Gregg H. Blake

Foraminiferal analysis of living and dead populations from samples collected in the outer borderland of southern California has demonstrated a strong correlation between the geographic distribution of benthic assemblages and geologic and oceanographic factors. Most of the samples were collected in the bank-ridge and insular-shelf environments of the Santa Rosa-Cortes Ridge.

The environments of the shallow banks and ridges are typified by low sedimentation rates, strong bottom currents, and upwelling. The substrate consists of biogenic materials, relict sands and, in the close proximity of the larger northern Channel Islands, patchy distributions of minor detrital deposits.

Four geographically restricted species assemblages and one cosmopolitan-species assemblage were defined by cluster analysis. They are referred to as: the Outer Banks Assemblage, the Insular Shelf Assemblage, the Deep Ridge and Bank Assemblage, the Slope and Basin Assemblage, and the Cosmopolitan Assemblage. The Outer Banks Assemblage is dominated by a Cassidulina-Hanzawaia community contrasted to the Insular Shelf Assemblage which consists of three benthic communities, the Nonionella-Bulimina, Buccella-Cibicides, and Cassidulina-Hanzawaia.

The Cassidulina-Hanzawaia community is the dominant faunal group of the bank-ridge environments shallower than 300 m. In nearshore samples influenced by detrital sedimentation, the dominance of the Cassidulina-Hansawaia community is reduced by the presence of the Nonionella-Bulimina and the Buccella-Cibicides communities. The present eastern boundary of the distribution of the Outer Banks Assemblage is the Santa Catalina Ridge.

Species of the Outer Banks Assemblage have very close affinities to marl assemblages associated with Pleistocene terrace deposits (i.e., Lomita Marl and the Santa Barbara Formation) along the coast of Southern California. During a time of lower sea level, species of the Outer Banks Assemblage were common constituents of faunas along the shallow parts of the inner coast. This extension of the distribution of the Outer Banks group suggests an extension of the outer-borderland shallow-bank and ridge environment by means of the modification of the nearshore coastal environment.

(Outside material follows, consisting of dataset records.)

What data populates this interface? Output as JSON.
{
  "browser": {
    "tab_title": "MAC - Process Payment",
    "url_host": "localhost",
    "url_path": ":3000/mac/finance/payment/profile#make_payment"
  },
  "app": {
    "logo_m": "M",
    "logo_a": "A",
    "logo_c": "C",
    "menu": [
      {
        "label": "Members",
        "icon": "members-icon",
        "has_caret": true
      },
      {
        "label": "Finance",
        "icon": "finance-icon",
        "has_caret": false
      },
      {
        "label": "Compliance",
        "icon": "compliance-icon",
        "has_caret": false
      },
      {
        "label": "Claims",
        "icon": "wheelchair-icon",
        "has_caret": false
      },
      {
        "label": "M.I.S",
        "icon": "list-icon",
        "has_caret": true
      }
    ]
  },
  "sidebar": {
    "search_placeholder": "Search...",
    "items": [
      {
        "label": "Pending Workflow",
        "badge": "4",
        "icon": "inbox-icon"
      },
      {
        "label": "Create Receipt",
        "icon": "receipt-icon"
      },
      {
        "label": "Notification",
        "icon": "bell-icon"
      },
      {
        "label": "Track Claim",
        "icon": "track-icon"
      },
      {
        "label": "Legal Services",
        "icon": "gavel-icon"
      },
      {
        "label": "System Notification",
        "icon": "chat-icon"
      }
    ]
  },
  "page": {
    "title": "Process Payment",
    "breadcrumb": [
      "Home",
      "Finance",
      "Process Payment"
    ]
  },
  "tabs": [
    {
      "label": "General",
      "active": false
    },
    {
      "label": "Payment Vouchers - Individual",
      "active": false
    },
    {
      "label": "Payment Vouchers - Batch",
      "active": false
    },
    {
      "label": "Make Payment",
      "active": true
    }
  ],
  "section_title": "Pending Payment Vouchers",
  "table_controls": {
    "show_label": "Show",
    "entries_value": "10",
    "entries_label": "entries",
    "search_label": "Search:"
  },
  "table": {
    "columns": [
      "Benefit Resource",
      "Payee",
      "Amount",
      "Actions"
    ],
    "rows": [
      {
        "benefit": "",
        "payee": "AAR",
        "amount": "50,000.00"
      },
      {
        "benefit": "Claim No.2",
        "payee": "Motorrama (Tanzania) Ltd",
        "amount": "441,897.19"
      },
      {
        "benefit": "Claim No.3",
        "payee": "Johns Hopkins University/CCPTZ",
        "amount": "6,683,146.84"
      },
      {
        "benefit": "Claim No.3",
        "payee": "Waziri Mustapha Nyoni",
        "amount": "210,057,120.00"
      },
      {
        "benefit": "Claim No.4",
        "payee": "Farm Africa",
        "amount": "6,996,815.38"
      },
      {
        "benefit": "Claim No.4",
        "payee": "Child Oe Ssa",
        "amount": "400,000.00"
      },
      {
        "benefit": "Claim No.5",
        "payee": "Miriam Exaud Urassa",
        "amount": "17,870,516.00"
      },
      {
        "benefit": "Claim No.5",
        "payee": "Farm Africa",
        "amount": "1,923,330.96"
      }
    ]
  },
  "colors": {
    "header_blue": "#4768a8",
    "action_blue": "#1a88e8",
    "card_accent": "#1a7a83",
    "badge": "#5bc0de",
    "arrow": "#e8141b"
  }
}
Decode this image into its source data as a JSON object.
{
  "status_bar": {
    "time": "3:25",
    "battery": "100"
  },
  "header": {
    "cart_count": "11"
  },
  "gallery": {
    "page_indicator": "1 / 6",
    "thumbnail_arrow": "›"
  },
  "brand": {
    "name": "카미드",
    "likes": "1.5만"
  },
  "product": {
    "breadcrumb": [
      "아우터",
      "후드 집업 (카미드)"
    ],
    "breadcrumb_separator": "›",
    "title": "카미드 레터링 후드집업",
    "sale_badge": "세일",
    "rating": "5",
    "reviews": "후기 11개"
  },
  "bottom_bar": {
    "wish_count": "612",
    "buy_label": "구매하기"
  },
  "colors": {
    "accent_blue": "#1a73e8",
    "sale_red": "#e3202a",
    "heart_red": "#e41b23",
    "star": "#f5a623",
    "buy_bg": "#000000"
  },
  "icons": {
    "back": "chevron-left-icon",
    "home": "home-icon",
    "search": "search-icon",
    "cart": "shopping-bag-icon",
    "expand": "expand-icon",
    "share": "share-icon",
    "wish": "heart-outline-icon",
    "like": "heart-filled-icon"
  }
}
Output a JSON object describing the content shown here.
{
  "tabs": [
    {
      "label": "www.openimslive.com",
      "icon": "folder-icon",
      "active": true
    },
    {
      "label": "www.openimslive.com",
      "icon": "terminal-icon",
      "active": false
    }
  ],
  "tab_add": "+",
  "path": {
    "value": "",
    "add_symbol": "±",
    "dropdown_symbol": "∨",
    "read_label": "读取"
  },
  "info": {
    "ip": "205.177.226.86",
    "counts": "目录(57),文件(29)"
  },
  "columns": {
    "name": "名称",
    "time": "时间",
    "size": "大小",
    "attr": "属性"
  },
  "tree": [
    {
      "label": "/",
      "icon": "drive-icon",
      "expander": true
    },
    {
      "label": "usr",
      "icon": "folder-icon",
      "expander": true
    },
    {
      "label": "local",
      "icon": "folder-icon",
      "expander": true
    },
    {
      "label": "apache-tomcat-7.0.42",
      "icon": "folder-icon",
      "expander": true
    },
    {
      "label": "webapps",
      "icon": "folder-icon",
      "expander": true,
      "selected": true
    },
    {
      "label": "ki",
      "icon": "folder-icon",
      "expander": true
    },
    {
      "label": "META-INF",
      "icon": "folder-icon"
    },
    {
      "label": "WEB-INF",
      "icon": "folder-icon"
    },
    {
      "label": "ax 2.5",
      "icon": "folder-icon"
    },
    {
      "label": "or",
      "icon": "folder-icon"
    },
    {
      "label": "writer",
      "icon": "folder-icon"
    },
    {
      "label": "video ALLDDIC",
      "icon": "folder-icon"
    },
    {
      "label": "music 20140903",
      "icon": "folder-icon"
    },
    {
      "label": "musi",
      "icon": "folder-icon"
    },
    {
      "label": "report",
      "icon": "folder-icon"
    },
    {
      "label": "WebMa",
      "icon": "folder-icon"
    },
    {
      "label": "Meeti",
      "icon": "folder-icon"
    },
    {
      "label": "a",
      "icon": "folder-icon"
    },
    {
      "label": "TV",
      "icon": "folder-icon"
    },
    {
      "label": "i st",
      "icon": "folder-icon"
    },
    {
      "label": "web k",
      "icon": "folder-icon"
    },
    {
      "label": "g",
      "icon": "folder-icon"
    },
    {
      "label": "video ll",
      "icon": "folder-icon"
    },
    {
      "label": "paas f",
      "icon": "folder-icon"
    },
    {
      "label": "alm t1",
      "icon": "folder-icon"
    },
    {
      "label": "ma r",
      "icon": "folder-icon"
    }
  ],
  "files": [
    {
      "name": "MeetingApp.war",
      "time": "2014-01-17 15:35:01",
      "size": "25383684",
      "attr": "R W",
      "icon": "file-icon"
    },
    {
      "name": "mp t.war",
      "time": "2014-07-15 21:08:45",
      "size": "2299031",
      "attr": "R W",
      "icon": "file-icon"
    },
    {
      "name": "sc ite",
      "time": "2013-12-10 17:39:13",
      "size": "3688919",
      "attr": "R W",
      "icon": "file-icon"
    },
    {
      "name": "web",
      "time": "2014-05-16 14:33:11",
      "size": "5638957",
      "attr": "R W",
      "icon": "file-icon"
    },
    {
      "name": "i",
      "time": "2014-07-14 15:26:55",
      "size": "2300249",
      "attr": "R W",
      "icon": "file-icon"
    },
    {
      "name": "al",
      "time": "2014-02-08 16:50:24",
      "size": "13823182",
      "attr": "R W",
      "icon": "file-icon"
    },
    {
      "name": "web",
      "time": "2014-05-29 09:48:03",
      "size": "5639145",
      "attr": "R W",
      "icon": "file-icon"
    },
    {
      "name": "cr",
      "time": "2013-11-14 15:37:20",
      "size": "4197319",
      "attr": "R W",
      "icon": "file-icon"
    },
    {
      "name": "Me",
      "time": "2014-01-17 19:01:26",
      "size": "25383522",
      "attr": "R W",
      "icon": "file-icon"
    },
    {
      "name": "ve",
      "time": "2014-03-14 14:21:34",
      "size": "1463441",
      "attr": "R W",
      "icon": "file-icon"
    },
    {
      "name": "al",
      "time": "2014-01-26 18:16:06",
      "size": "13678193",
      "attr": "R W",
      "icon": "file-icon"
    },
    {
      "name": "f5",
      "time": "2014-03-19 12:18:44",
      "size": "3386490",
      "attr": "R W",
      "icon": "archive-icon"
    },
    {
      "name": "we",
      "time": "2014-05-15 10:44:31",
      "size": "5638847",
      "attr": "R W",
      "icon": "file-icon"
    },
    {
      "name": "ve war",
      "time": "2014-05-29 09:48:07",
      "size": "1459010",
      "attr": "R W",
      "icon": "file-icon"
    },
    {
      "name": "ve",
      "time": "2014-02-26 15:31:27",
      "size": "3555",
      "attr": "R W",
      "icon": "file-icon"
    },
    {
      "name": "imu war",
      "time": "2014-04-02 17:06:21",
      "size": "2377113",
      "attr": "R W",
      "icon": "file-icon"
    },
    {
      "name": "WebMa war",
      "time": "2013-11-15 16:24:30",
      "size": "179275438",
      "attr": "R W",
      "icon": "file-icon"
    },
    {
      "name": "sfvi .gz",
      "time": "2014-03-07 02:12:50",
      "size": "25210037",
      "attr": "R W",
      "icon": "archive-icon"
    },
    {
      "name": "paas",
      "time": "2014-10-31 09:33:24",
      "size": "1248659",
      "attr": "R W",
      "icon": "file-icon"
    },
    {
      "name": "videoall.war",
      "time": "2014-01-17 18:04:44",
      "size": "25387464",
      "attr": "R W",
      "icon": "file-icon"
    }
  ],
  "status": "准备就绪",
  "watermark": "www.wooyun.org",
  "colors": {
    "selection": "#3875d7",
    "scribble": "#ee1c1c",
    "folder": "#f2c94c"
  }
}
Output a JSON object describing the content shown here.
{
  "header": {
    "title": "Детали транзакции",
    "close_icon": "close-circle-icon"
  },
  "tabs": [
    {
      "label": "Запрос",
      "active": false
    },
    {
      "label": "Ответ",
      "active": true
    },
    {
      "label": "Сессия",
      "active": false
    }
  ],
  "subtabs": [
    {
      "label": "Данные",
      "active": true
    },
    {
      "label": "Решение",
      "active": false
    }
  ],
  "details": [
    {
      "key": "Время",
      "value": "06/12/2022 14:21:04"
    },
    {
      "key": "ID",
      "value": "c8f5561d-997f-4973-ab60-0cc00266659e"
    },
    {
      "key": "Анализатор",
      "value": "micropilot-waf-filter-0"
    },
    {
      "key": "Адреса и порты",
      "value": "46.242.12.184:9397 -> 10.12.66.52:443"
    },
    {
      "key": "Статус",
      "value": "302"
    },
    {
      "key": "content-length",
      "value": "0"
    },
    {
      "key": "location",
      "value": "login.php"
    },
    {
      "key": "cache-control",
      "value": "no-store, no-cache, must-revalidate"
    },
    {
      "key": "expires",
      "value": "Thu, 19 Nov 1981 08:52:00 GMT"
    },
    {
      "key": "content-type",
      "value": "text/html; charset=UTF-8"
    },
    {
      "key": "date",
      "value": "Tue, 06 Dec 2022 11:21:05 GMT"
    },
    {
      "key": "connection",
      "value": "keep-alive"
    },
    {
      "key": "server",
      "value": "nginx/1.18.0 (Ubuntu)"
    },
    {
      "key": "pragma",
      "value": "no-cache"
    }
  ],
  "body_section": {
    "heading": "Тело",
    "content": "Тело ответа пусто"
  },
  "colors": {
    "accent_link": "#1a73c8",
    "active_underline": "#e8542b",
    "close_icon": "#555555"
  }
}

AAPG Search and Discovery Article #90968©1977 AAPG-SEPM Annual Convention and Exhibition, Washington, DC